> Task directions
Scan the records for lines holding "локации". Say how many there are and give nothing else.

> Exercise data
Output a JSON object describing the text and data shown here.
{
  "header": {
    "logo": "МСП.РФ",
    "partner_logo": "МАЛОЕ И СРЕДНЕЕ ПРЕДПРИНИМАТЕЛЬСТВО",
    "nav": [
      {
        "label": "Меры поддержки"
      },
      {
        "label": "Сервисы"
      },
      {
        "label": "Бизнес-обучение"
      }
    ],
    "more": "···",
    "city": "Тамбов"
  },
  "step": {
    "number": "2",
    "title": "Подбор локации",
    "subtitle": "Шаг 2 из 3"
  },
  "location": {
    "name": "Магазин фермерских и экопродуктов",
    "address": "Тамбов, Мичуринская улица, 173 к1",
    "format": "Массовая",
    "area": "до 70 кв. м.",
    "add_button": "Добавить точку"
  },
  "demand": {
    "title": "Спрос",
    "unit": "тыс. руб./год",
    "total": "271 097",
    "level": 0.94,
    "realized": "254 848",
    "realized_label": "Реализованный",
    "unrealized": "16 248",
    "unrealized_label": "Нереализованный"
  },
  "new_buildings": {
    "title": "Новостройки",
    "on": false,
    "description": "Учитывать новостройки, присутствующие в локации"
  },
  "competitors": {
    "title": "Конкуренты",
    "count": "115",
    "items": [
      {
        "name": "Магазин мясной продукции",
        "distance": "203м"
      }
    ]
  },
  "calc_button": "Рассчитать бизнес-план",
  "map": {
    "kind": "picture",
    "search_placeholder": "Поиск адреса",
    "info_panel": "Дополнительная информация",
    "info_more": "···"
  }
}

> The completed task
2